_Assigned task_. Reproduce the data below in full and exclude every picture.
── Supplied entries
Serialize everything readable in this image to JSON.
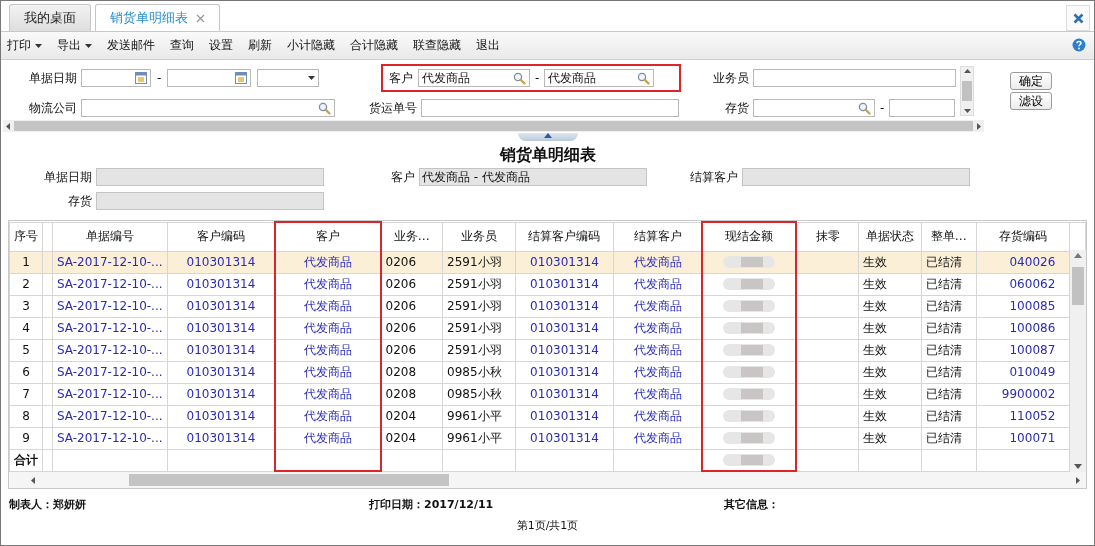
{
  "tabs": [
    {
      "label": "我的桌面",
      "selected": false,
      "closable": false
    },
    {
      "label": "销货单明细表",
      "selected": true,
      "closable": true
    }
  ],
  "toolbar": [
    {
      "label": "打印",
      "kind": "dropdown"
    },
    {
      "label": "导出",
      "kind": "dropdown"
    },
    {
      "label": "发送邮件",
      "kind": "button"
    },
    {
      "label": "查询",
      "kind": "button"
    },
    {
      "label": "设置",
      "kind": "button"
    },
    {
      "label": "刷新",
      "kind": "button"
    },
    {
      "label": "小计隐藏",
      "kind": "button"
    },
    {
      "label": "合计隐藏",
      "kind": "button"
    },
    {
      "label": "联查隐藏",
      "kind": "button"
    },
    {
      "label": "退出",
      "kind": "button"
    }
  ],
  "filters": {
    "date": {
      "label": "单据日期",
      "separator": "-"
    },
    "customer": {
      "label": "客户",
      "from": "代发商品",
      "to": "代发商品",
      "separator": "-",
      "highlighted": true
    },
    "salesperson": {
      "label": "业务员"
    },
    "logistics": {
      "label": "物流公司"
    },
    "waybill": {
      "label": "货运单号"
    },
    "item": {
      "label": "存货",
      "separator": "-"
    }
  },
  "buttons": [
    "确定",
    "滤设"
  ],
  "report": {
    "title": "销货单明细表",
    "date_label": "单据日期",
    "customer_label": "客户",
    "customer_value": "代发商品 - 代发商品",
    "settle_label": "结算客户",
    "item_label": "存货"
  },
  "table": {
    "columns": [
      {
        "label": "序号",
        "highlighted": false
      },
      {
        "label": "单据编号",
        "highlighted": false
      },
      {
        "label": "客户编码",
        "highlighted": false
      },
      {
        "label": "客户",
        "highlighted": true
      },
      {
        "label": "业务…",
        "highlighted": false
      },
      {
        "label": "业务员",
        "highlighted": false
      },
      {
        "label": "结算客户编码",
        "highlighted": false
      },
      {
        "label": "结算客户",
        "highlighted": false
      },
      {
        "label": "现结金额",
        "highlighted": true
      },
      {
        "label": "抹零",
        "highlighted": false
      },
      {
        "label": "单据状态",
        "highlighted": false
      },
      {
        "label": "整单…",
        "highlighted": false
      },
      {
        "label": "存货编码",
        "highlighted": false
      }
    ],
    "rows": [
      {
        "seq": "1",
        "doc_no": "SA-2017-12-10-...",
        "customer_code": "010301314",
        "customer": "代发商品",
        "column_5": "0206",
        "salesperson": "2591小羽",
        "settle_code": "010301314",
        "settle_customer": "代发商品",
        "amount_blurred": true,
        "status": "生效",
        "settled": "已结清",
        "item_code": "040026",
        "selected": true
      },
      {
        "seq": "2",
        "doc_no": "SA-2017-12-10-...",
        "customer_code": "010301314",
        "customer": "代发商品",
        "column_5": "0206",
        "salesperson": "2591小羽",
        "settle_code": "010301314",
        "settle_customer": "代发商品",
        "amount_blurred": true,
        "status": "生效",
        "settled": "已结清",
        "item_code": "060062",
        "selected": false
      },
      {
        "seq": "3",
        "doc_no": "SA-2017-12-10-...",
        "customer_code": "010301314",
        "customer": "代发商品",
        "column_5": "0206",
        "salesperson": "2591小羽",
        "settle_code": "010301314",
        "settle_customer": "代发商品",
        "amount_blurred": true,
        "status": "生效",
        "settled": "已结清",
        "item_code": "100085",
        "selected": false
      },
      {
        "seq": "4",
        "doc_no": "SA-2017-12-10-...",
        "customer_code": "010301314",
        "customer": "代发商品",
        "column_5": "0206",
        "salesperson": "2591小羽",
        "settle_code": "010301314",
        "settle_customer": "代发商品",
        "amount_blurred": true,
        "status": "生效",
        "settled": "已结清",
        "item_code": "100086",
        "selected": false
      },
      {
        "seq": "5",
        "doc_no": "SA-2017-12-10-...",
        "customer_code": "010301314",
        "customer": "代发商品",
        "column_5": "0206",
        "salesperson": "2591小羽",
        "settle_code": "010301314",
        "settle_customer": "代发商品",
        "amount_blurred": true,
        "status": "生效",
        "settled": "已结清",
        "item_code": "100087",
        "selected": false
      },
      {
        "seq": "6",
        "doc_no": "SA-2017-12-10-...",
        "customer_code": "010301314",
        "customer": "代发商品",
        "column_5": "0208",
        "salesperson": "0985小秋",
        "settle_code": "010301314",
        "settle_customer": "代发商品",
        "amount_blurred": true,
        "status": "生效",
        "settled": "已结清",
        "item_code": "010049",
        "selected": false
      },
      {
        "seq": "7",
        "doc_no": "SA-2017-12-10-...",
        "customer_code": "010301314",
        "customer": "代发商品",
        "column_5": "0208",
        "salesperson": "0985小秋",
        "settle_code": "010301314",
        "settle_customer": "代发商品",
        "amount_blurred": true,
        "status": "生效",
        "settled": "已结清",
        "item_code": "9900002",
        "selected": false
      },
      {
        "seq": "8",
        "doc_no": "SA-2017-12-10-...",
        "customer_code": "010301314",
        "customer": "代发商品",
        "column_5": "0204",
        "salesperson": "9961小平",
        "settle_code": "010301314",
        "settle_customer": "代发商品",
        "amount_blurred": true,
        "status": "生效",
        "settled": "已结清",
        "item_code": "110052",
        "selected": false
      },
      {
        "seq": "9",
        "doc_no": "SA-2017-12-10-...",
        "customer_code": "010301314",
        "customer": "代发商品",
        "column_5": "0204",
        "salesperson": "9961小平",
        "settle_code": "010301314",
        "settle_customer": "代发商品",
        "amount_blurred": true,
        "status": "生效",
        "settled": "已结清",
        "item_code": "100071",
        "selected": false
      }
    ],
    "total_label": "合计",
    "total_amount_blurred": true
  },
  "footer": {
    "maker": "制表人：郑妍妍",
    "print_date": "打印日期：2017/12/11",
    "other": "其它信息：",
    "page": "第1页/共1页"
  }
}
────
_The answer_.
Serialize everything readable in this image to JSON.
{
  "tabs": [
    {
      "label": "我的桌面",
      "selected": false,
      "closable": false
    },
    {
      "label": "销货单明细表",
      "selected": true,
      "closable": true
    }
  ],
  "toolbar": [
    {
      "label": "打印",
      "kind": "dropdown"
    },
    {
      "label": "导出",
      "kind": "dropdown"
    },
    {
      "label": "发送邮件",
      "kind": "button"
    },
    {
      "label": "查询",
      "kind": "button"
    },
    {
      "label": "设置",
      "kind": "button"
    },
    {
      "label": "刷新",
      "kind": "button"
    },
    {
      "label": "小计隐藏",
      "kind": "button"
    },
    {
      "label": "合计隐藏",
      "kind": "button"
    },
    {
      "label": "联查隐藏",
      "kind": "button"
    },
    {
      "label": "退出",
      "kind": "button"
    }
  ],
  "filters": {
    "date": {
      "label": "单据日期",
      "separator": "-"
    },
    "customer": {
      "label": "客户",
      "from": "代发商品",
      "to": "代发商品",
      "separator": "-",
      "highlighted": true
    },
    "salesperson": {
      "label": "业务员"
    },
    "logistics": {
      "label": "物流公司"
    },
    "waybill": {
      "label": "货运单号"
    },
    "item": {
      "label": "存货",
      "separator": "-"
    }
  },
  "buttons": [
    "确定",
    "滤设"
  ],
  "report": {
    "title": "销货单明细表",
    "date_label": "单据日期",
    "customer_label": "客户",
    "customer_value": "代发商品 - 代发商品",
    "settle_label": "结算客户",
    "item_label": "存货"
  },
  "table": {
    "columns": [
      {
        "label": "序号",
        "highlighted": false
      },
      {
        "label": "单据编号",
        "highlighted": false
      },
      {
        "label": "客户编码",
        "highlighted": false
      },
      {
        "label": "客户",
        "highlighted": true
      },
      {
        "label": "业务…",
        "highlighted": false
      },
      {
        "label": "业务员",
        "highlighted": false
      },
      {
        "label": "结算客户编码",
        "highlighted": false
      },
      {
        "label": "结算客户",
        "highlighted": false
      },
      {
        "label": "现结金额",
        "highlighted": true
      },
      {
        "label": "抹零",
        "highlighted": false
      },
      {
        "label": "单据状态",
        "highlighted": false
      },
      {
        "label": "整单…",
        "highlighted": false
      },
      {
        "label": "存货编码",
        "highlighted": false
      }
    ],
    "rows": [
      {
        "seq": "1",
        "doc_no": "SA-2017-12-10-...",
        "customer_code": "010301314",
        "customer": "代发商品",
        "column_5": "0206",
        "salesperson": "2591小羽",
        "settle_code": "010301314",
        "settle_customer": "代发商品",
        "amount_blurred": true,
        "status": "生效",
        "settled": "已结清",
        "item_code": "040026",
        "selected": true
      },
      {
        "seq": "2",
        "doc_no": "SA-2017-12-10-...",
        "customer_code": "010301314",
        "customer": "代发商品",
        "column_5": "0206",
        "salesperson": "2591小羽",
        "settle_code": "010301314",
        "settle_customer": "代发商品",
        "amount_blurred": true,
        "status": "生效",
        "settled": "已结清",
        "item_code": "060062",
        "selected": false
      },
      {
        "seq": "3",
        "doc_no": "SA-2017-12-10-...",
        "customer_code": "010301314",
        "customer": "代发商品",
        "column_5": "0206",
        "salesperson": "2591小羽",
        "settle_code": "010301314",
        "settle_customer": "代发商品",
        "amount_blurred": true,
        "status": "生效",
        "settled": "已结清",
        "item_code": "100085",
        "selected": false
      },
      {
        "seq": "4",
        "doc_no": "SA-2017-12-10-...",
        "customer_code": "010301314",
        "customer": "代发商品",
        "column_5": "0206",
        "salesperson": "2591小羽",
        "settle_code": "010301314",
        "settle_customer": "代发商品",
        "amount_blurred": true,
        "status": "生效",
        "settled": "已结清",
        "item_code": "100086",
        "selected": false
      },
      {
        "seq": "5",
        "doc_no": "SA-2017-12-10-...",
        "customer_code": "010301314",
        "customer": "代发商品",
        "column_5": "0206",
        "salesperson": "2591小羽",
        "settle_code": "010301314",
        "settle_customer": "代发商品",
        "amount_blurred": true,
        "status": "生效",
        "settled": "已结清",
        "item_code": "100087",
        "selected": false
      },
      {
        "seq": "6",
        "doc_no": "SA-2017-12-10-...",
        "customer_code": "010301314",
        "customer": "代发商品",
        "column_5": "0208",
        "salesperson": "0985小秋",
        "settle_code": "010301314",
        "settle_customer": "代发商品",
        "amount_blurred": true,
        "status": "生效",
        "settled": "已结清",
        "item_code": "010049",
        "selected": false
      },
      {
        "seq": "7",
        "doc_no": "SA-2017-12-10-...",
        "customer_code": "010301314",
        "customer": "代发商品",
        "column_5": "0208",
        "salesperson": "0985小秋",
        "settle_code": "010301314",
        "settle_customer": "代发商品",
        "amount_blurred": true,
        "status": "生效",
        "settled": "已结清",
        "item_code": "9900002",
        "selected": false
      },
      {
        "seq": "8",
        "doc_no": "SA-2017-12-10-...",
        "customer_code": "010301314",
        "customer": "代发商品",
        "column_5": "0204",
        "salesperson": "9961小平",
        "settle_code": "010301314",
        "settle_customer": "代发商品",
        "amount_blurred": true,
        "status": "生效",
        "settled": "已结清",
        "item_code": "110052",
        "selected": false
      },
      {
        "seq": "9",
        "doc_no": "SA-2017-12-10-...",
        "customer_code": "010301314",
        "customer": "代发商品",
        "column_5": "0204",
        "salesperson": "9961小平",
        "settle_code": "010301314",
        "settle_customer": "代发商品",
        "amount_blurred": true,
        "status": "生效",
        "settled": "已结清",
        "item_code": "100071",
        "selected": false
      }
    ],
    "total_label": "合计",
    "total_amount_blurred": true
  },
  "footer": {
    "maker": "制表人：郑妍妍",
    "print_date": "打印日期：2017/12/11",
    "other": "其它信息：",
    "page": "第1页/共1页"
  }
}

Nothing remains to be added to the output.